The arrival of Heather One there and five hatchings on Whenua Hou/Codfish Island means the total number of kākāpō chicks to successfully hatch this season, is six. A seventh chick died last week, just a few hours after hatching on Whenua Hou/Codfish Island.
'Heather One' in the nest on Little Barrier Island
Kākāpō Recovery programme manager Deidre Vercoe Scott said all chicks were doing well but the team was particularly thrilled with the successful breeding on Hauturu o Toi/Little Barrier. “Kākāpō were first introduced there in 1982 and had some success breeding there, although they needed supplementary food.”
They also needed protection from the kiore (Pacific rat) and in 1999 all kākāpō were removed so the rats could be eradicated from the island.
A total of nine kākāpō have been transferred to Hauturu o Toi/Little Barrier Island since 2012, but this time they haven’t been given any supplementary food.
The successful mother – Heather – mated three times with Dobbie. Both birds had previously lived on the island. She produced three eggs but only two were viable. The second was transferred to Whenua Hou/Codfish Island to ensure that when it hatched the chick didn’t have to compete with its older sibling in the nest, for food.

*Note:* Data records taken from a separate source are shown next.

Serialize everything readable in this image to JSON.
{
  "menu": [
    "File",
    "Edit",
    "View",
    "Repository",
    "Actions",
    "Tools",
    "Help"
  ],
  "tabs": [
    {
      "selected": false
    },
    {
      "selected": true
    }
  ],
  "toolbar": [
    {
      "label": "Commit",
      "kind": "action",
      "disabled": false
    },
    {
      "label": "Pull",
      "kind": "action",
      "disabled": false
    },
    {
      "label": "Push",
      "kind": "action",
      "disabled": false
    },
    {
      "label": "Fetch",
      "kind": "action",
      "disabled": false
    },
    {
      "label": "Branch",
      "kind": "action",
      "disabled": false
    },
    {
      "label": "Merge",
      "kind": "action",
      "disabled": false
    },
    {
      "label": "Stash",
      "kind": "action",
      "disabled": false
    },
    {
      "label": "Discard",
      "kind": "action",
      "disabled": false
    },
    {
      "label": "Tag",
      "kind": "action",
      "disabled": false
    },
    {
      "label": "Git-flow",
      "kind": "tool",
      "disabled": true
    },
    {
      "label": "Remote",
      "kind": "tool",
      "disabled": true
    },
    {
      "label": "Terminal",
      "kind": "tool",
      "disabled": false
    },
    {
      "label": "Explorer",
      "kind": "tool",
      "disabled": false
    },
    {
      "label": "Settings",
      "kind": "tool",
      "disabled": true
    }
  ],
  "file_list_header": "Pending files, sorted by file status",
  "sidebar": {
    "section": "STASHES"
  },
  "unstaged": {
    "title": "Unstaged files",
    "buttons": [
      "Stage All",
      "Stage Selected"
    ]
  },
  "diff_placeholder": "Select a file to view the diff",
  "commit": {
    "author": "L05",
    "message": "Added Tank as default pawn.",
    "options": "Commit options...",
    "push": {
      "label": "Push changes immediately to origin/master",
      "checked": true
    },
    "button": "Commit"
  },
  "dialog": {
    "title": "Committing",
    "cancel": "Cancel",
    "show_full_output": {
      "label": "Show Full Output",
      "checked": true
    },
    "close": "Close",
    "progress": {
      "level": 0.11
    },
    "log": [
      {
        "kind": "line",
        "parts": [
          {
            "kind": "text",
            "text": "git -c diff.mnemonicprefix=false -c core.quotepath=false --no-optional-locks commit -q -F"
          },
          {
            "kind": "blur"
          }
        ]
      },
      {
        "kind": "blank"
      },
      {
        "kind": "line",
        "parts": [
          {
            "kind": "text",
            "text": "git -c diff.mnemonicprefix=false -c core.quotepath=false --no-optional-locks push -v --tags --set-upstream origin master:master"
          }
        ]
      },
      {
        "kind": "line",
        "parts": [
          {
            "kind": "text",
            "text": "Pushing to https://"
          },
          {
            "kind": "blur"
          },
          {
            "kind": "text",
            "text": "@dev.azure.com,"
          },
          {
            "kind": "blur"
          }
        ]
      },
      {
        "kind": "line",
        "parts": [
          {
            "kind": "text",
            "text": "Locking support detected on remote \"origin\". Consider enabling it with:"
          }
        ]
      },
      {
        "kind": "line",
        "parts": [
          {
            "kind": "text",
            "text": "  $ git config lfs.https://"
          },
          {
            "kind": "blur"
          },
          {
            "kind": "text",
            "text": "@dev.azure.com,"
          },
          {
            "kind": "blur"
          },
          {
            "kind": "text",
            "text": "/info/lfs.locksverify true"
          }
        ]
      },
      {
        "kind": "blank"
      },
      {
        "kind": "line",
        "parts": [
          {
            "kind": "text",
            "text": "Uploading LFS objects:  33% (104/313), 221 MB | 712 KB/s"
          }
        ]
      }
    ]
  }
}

'Heather Two' and 'Rakiura Three' hatched on Whenua Hou/Codfish Island
Heather One was discovered by Department of Conservation staff soon after it hatched on Wednesday night. There were concerns about its safety as ex-cyclone Lusi made its way across the Pacific.
“Fortunately, Heather’s nest was in a relatively sheltered spot away from any creek that had the potential to flood. We also checked the site for loose branches and dug extra drainage around the site.”
Meanwhile, on Whenua Hou/Codfish Island, two of the five chicks there have been fostered out to kākāpō mothers who have been sitting on dummy eggs.
The Kākāpō Recovery team would provide intensive monitoring to ensure the chicks were being fed and were healthy. The other three were currently being cared for in incubators and being hand-fed, Ms Vercoe Scott said.